Amazon pulls 'offensive' Nazi TV ad campaign for The Man in the High Castle from New York subway

Following a huge backlash, 'irresponsible and offensive' ad signage for the drama will be removed  

Clarisse Loughrey
Wednesday 25 November 2015 12:48
Comments

Common sense finally seems to have kicked in over at Amazon Prime; their ad signage promoting new drama The Man in the High Castle, which saw subway trains emblazoned with Nazi and Imperialist Japan-related imagery, will be pulled.

This follows a horrified backlash from both commuters and advocacy groups, culminating in New York City mayor Bill deBlasio telling New York Daily News he found the ads "irresponsible and offensive".

Evan Bernstein, the Anti-Defamation League's New York regional director, spoke to the Gothamist about his own concerns. "On the television programme, which explains this is the notion of an America controlled by Hitler, you get that context. On the train, seeing the American flag paired with a Nazi symbol is viscerally offensive, because there is no context as to what it means. The fact that the flag is spread across the seats only compounds the effect."

Originally intended to run from 9 November through to 14 December, subway cars on the MTA's Silver Line (which runs between Grand Central Terminal and Times Square) have had their seats covered in wraps featuring both the German "Iron Eagle", heavily associated with the Nazi regime, and a version of the Rising Sun insignia reminiscent of Imperial Japan. 
 
Amazon has yet to directly comment on the matter, their prepared statement directing back to the show's own context. “Amazon Studios creates high-quality, provocative programming that spurs conversation. The Man in the High Castle, based on an acclaimed novel, explores the impact to our freedoms if we had lost World War II. Like Transparent and the movie Chi-Raq, stories that society cares about often touch on important, thought-provoking topics. We will continue to bring this kind of storytelling to our customers.”

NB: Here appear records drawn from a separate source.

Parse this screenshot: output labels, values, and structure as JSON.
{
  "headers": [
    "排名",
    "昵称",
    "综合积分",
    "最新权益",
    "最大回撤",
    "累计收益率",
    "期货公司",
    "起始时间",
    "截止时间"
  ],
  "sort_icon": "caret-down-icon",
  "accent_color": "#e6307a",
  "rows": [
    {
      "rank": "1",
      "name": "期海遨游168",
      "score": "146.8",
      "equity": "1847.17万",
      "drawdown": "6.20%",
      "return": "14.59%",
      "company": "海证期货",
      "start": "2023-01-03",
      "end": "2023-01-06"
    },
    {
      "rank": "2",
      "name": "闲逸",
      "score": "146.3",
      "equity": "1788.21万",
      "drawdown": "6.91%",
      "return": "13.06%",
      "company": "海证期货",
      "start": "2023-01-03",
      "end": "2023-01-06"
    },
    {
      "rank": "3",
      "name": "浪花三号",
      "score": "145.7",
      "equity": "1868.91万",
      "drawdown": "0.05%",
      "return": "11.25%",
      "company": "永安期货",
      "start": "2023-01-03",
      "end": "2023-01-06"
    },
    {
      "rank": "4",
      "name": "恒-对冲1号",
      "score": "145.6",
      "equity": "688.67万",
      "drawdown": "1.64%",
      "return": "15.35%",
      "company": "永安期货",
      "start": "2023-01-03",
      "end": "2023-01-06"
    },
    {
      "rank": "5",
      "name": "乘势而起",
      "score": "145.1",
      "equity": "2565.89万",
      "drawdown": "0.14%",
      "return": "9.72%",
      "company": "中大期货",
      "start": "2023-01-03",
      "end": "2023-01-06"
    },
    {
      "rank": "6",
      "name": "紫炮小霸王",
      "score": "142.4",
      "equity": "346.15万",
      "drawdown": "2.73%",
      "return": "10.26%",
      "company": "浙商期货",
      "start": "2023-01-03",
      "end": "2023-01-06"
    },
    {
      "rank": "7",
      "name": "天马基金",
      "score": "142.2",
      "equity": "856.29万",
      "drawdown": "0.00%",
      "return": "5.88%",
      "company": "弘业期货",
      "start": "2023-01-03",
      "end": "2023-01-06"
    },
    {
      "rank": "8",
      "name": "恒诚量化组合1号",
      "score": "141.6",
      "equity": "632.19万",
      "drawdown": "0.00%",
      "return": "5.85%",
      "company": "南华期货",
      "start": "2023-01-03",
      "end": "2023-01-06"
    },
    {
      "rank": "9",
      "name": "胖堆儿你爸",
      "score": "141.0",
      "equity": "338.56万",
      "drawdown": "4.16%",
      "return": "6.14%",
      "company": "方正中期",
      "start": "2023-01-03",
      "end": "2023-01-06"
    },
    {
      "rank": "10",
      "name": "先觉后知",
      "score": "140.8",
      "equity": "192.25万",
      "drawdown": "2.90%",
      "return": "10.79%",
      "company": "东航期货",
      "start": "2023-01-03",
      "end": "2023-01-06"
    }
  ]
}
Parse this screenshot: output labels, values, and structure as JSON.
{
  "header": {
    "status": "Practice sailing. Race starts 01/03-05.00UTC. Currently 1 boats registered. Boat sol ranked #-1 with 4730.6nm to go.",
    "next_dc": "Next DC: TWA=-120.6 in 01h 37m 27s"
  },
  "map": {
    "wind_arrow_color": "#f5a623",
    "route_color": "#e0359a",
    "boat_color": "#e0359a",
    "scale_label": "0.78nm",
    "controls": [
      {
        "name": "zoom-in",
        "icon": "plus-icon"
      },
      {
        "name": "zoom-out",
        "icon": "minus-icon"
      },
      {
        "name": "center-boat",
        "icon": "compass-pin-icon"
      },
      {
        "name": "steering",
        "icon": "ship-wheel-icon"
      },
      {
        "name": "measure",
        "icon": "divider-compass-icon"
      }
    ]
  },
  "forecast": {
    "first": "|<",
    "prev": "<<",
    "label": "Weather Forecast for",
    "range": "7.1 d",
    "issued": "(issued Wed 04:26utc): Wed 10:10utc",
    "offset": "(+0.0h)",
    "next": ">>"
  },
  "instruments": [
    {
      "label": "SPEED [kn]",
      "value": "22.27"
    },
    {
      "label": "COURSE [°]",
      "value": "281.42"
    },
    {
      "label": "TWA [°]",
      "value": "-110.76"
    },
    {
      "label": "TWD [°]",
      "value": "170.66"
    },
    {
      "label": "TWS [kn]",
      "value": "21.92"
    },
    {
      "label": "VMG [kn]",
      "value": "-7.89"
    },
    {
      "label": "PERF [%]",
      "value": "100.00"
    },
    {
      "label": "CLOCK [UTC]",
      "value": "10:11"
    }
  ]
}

The show, part of Amazon's current drama spread, takes its basis from the 1962 Philip K. Dick novel. It imagines an alternate history in which the Axis powers won World War II, the United States becoming a split territory between The Third Reich and Imperialist Japan. 

Though the official stance still remains that the decision stemmed from Amazon itself, some sources are now reporting that it came from elsewhere; with Decider claiming an anonymous source stating the call originated from a governmental branch

Register for free to continue reading

Registration is a free and easy way to support our truly independent journalism

By registering, you will also enjoy limited access to Premium articles, exclusive newsletters, commenting, and virtual events with our leading journalists

Please enter a valid email
Please enter a valid email
Must be at least 6 characters, include an upper and lower case character and a number
Must be at least 6 characters, include an upper and lower case character and a number
Must be at least 6 characters, include an upper and lower case character and a number
Please enter your first name
Special characters aren’t allowed
Please enter a name between 1 and 40 characters
Please enter your last name
Special characters aren’t allowed
Please enter a name between 1 and 40 characters
You must be over 18 years old to register
You must be over 18 years old to register
Opt-out-policy
You can opt-out at any time by signing in to your account to manage your preferences. Each email has a link to unsubscribe.

Already have an account? sign in

By clicking ‘Register’ you confirm that your data has been entered correctly and you have read and agree to our Terms of use, Cookie policy and Privacy notice.

This site is protected by reCAPTCHA and the Google Privacy policy and Terms of service apply.

Join our new commenting forum

Join thought-provoking conversations, follow other Independent readers and see their replies

Comments

Thank you for registering

Please refresh the page or navigate to another page on the site to be automatically logged in